# [Task to complete]
Output the complete listing exactly.

# [Records for processing]
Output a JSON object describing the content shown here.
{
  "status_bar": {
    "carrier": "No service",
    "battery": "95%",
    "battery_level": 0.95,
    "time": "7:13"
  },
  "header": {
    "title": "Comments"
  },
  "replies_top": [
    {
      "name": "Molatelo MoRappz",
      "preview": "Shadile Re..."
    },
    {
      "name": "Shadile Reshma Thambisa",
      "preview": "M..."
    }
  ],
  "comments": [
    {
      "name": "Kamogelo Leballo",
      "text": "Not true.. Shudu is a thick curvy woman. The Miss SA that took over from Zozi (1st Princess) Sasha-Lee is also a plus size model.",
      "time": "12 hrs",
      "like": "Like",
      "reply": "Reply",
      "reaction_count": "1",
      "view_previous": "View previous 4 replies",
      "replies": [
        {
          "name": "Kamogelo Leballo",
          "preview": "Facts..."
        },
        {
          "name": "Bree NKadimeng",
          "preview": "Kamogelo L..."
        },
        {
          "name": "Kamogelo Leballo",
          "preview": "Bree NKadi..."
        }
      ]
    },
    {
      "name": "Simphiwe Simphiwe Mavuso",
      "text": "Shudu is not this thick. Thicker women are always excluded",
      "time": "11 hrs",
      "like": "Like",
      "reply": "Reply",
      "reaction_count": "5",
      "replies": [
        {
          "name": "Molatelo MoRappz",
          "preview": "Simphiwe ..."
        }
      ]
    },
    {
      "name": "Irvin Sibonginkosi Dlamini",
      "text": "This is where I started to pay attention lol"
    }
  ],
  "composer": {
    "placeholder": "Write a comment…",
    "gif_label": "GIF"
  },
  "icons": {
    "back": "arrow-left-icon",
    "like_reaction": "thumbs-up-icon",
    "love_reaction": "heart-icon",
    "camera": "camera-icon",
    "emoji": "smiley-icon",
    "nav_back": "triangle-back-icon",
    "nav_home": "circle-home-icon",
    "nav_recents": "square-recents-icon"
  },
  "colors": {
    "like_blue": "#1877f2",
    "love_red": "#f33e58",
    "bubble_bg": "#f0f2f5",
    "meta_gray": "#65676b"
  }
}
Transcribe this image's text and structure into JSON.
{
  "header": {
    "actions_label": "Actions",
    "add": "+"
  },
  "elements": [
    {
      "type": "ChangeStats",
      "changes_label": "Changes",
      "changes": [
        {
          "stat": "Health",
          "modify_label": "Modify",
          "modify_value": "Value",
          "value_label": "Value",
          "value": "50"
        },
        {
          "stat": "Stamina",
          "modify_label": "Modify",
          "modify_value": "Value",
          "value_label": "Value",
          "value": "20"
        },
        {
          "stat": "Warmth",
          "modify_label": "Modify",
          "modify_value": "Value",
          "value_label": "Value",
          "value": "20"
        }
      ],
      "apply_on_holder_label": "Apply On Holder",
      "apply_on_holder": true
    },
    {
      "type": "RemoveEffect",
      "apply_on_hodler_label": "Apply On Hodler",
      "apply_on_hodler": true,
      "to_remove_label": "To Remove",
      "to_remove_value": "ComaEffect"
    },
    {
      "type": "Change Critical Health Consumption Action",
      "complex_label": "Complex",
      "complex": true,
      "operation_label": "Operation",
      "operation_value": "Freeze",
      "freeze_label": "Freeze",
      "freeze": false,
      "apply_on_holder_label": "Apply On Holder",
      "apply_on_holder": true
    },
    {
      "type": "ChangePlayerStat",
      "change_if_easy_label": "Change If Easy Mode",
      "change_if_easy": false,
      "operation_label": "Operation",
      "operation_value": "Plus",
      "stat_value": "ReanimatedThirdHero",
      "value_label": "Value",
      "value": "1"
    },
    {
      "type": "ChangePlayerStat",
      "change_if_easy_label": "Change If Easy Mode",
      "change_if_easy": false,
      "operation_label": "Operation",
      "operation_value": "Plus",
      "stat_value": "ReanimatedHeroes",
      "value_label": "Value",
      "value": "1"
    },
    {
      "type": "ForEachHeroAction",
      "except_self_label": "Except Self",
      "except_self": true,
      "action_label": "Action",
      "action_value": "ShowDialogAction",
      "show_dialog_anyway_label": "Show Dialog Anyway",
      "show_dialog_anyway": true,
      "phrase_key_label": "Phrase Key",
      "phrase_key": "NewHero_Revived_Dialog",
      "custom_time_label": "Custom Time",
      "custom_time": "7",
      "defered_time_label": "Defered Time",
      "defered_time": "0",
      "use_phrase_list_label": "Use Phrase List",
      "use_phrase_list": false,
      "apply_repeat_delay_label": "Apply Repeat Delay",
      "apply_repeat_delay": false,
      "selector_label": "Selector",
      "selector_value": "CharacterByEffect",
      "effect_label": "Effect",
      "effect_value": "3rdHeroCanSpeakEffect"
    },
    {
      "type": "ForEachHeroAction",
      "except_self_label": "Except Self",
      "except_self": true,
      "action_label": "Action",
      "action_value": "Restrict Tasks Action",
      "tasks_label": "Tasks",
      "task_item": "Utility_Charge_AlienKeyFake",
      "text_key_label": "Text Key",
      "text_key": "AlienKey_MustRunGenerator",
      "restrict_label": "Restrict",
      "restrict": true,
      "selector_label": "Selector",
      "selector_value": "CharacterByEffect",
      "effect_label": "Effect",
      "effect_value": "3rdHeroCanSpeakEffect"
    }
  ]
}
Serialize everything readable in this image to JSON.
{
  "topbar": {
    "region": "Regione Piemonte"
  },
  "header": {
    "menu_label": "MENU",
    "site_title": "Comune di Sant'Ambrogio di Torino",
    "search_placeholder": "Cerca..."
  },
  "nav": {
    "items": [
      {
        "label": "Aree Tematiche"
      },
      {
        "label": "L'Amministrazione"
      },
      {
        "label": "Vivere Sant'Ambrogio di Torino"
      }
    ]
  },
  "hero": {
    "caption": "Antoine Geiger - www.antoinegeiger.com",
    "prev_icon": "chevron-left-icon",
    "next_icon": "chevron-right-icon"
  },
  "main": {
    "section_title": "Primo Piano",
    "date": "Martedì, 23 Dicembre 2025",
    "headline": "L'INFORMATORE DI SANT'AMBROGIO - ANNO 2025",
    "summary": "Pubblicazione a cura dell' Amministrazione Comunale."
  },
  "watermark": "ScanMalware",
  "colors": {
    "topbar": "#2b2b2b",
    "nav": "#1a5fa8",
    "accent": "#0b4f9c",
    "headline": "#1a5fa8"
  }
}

# [Result for this task]
Output a JSON object describing the content shown here.
{
  "status_bar": {
    "carrier": "No service",
    "battery": "95%",
    "battery_level": 0.95,
    "time": "7:13"
  },
  "header": {
    "title": "Comments"
  },
  "replies_top": [
    {
      "name": "Molatelo MoRappz",
      "preview": "Shadile Re..."
    },
    {
      "name": "Shadile Reshma Thambisa",
      "preview": "M..."
    }
  ],
  "comments": [
    {
      "name": "Kamogelo Leballo",
      "text": "Not true.. Shudu is a thick curvy woman. The Miss SA that took over from Zozi (1st Princess) Sasha-Lee is also a plus size model.",
      "time": "12 hrs",
      "like": "Like",
      "reply": "Reply",
      "reaction_count": "1",
      "view_previous": "View previous 4 replies",
      "replies": [
        {
          "name": "Kamogelo Leballo",
          "preview": "Facts..."
        },
        {
          "name": "Bree NKadimeng",
          "preview": "Kamogelo L..."
        },
        {
          "name": "Kamogelo Leballo",
          "preview": "Bree NKadi..."
        }
      ]
    },
    {
      "name": "Simphiwe Simphiwe Mavuso",
      "text": "Shudu is not this thick. Thicker women are always excluded",
      "time": "11 hrs",
      "like": "Like",
      "reply": "Reply",
      "reaction_count": "5",
      "replies": [
        {
          "name": "Molatelo MoRappz",
          "preview": "Simphiwe ..."
        }
      ]
    },
    {
      "name": "Irvin Sibonginkosi Dlamini",
      "text": "This is where I started to pay attention lol"
    }
  ],
  "composer": {
    "placeholder": "Write a comment…",
    "gif_label": "GIF"
  },
  "icons": {
    "back": "arrow-left-icon",
    "like_reaction": "thumbs-up-icon",
    "love_reaction": "heart-icon",
    "camera": "camera-icon",
    "emoji": "smiley-icon",
    "nav_back": "triangle-back-icon",
    "nav_home": "circle-home-icon",
    "nav_recents": "square-recents-icon"
  },
  "colors": {
    "like_blue": "#1877f2",
    "love_red": "#f33e58",
    "bubble_bg": "#f0f2f5",
    "meta_gray": "#65676b"
  }
}
Transcribe this image's text and structure into JSON.
{
  "header": {
    "actions_label": "Actions",
    "add": "+"
  },
  "elements": [
    {
      "type": "ChangeStats",
      "changes_label": "Changes",
      "changes": [
        {
          "stat": "Health",
          "modify_label": "Modify",
          "modify_value": "Value",
          "value_label": "Value",
          "value": "50"
        },
        {
          "stat": "Stamina",
          "modify_label": "Modify",
          "modify_value": "Value",
          "value_label": "Value",
          "value": "20"
        },
        {
          "stat": "Warmth",
          "modify_label": "Modify",
          "modify_value": "Value",
          "value_label": "Value",
          "value": "20"
        }
      ],
      "apply_on_holder_label": "Apply On Holder",
      "apply_on_holder": true
    },
    {
      "type": "RemoveEffect",
      "apply_on_hodler_label": "Apply On Hodler",
      "apply_on_hodler": true,
      "to_remove_label": "To Remove",
      "to_remove_value": "ComaEffect"
    },
    {
      "type": "Change Critical Health Consumption Action",
      "complex_label": "Complex",
      "complex": true,
      "operation_label": "Operation",
      "operation_value": "Freeze",
      "freeze_label": "Freeze",
      "freeze": false,
      "apply_on_holder_label": "Apply On Holder",
      "apply_on_holder": true
    },
    {
      "type": "ChangePlayerStat",
      "change_if_easy_label": "Change If Easy Mode",
      "change_if_easy": false,
      "operation_label": "Operation",
      "operation_value": "Plus",
      "stat_value": "ReanimatedThirdHero",
      "value_label": "Value",
      "value": "1"
    },
    {
      "type": "ChangePlayerStat",
      "change_if_easy_label": "Change If Easy Mode",
      "change_if_easy": false,
      "operation_label": "Operation",
      "operation_value": "Plus",
      "stat_value": "ReanimatedHeroes",
      "value_label": "Value",
      "value": "1"
    },
    {
      "type": "ForEachHeroAction",
      "except_self_label": "Except Self",
      "except_self": true,
      "action_label": "Action",
      "action_value": "ShowDialogAction",
      "show_dialog_anyway_label": "Show Dialog Anyway",
      "show_dialog_anyway": true,
      "phrase_key_label": "Phrase Key",
      "phrase_key": "NewHero_Revived_Dialog",
      "custom_time_label": "Custom Time",
      "custom_time": "7",
      "defered_time_label": "Defered Time",
      "defered_time": "0",
      "use_phrase_list_label": "Use Phrase List",
      "use_phrase_list": false,
      "apply_repeat_delay_label": "Apply Repeat Delay",
      "apply_repeat_delay": false,
      "selector_label": "Selector",
      "selector_value": "CharacterByEffect",
      "effect_label": "Effect",
      "effect_value": "3rdHeroCanSpeakEffect"
    },
    {
      "type": "ForEachHeroAction",
      "except_self_label": "Except Self",
      "except_self": true,
      "action_label": "Action",
      "action_value": "Restrict Tasks Action",
      "tasks_label": "Tasks",
      "task_item": "Utility_Charge_AlienKeyFake",
      "text_key_label": "Text Key",
      "text_key": "AlienKey_MustRunGenerator",
      "restrict_label": "Restrict",
      "restrict": true,
      "selector_label": "Selector",
      "selector_value": "CharacterByEffect",
      "effect_label": "Effect",
      "effect_value": "3rdHeroCanSpeakEffect"
    }
  ]
}
Serialize everything readable in this image to JSON.
{
  "topbar": {
    "region": "Regione Piemonte"
  },
  "header": {
    "menu_label": "MENU",
    "site_title": "Comune di Sant'Ambrogio di Torino",
    "search_placeholder": "Cerca..."
  },
  "nav": {
    "items": [
      {
        "label": "Aree Tematiche"
      },
      {
        "label": "L'Amministrazione"
      },
      {
        "label": "Vivere Sant'Ambrogio di Torino"
      }
    ]
  },
  "hero": {
    "caption": "Antoine Geiger - www.antoinegeiger.com",
    "prev_icon": "chevron-left-icon",
    "next_icon": "chevron-right-icon"
  },
  "main": {
    "section_title": "Primo Piano",
    "date": "Martedì, 23 Dicembre 2025",
    "headline": "L'INFORMATORE DI SANT'AMBROGIO - ANNO 2025",
    "summary": "Pubblicazione a cura dell' Amministrazione Comunale."
  },
  "watermark": "ScanMalware",
  "colors": {
    "topbar": "#2b2b2b",
    "nav": "#1a5fa8",
    "accent": "#0b4f9c",
    "headline": "#1a5fa8"
  }
}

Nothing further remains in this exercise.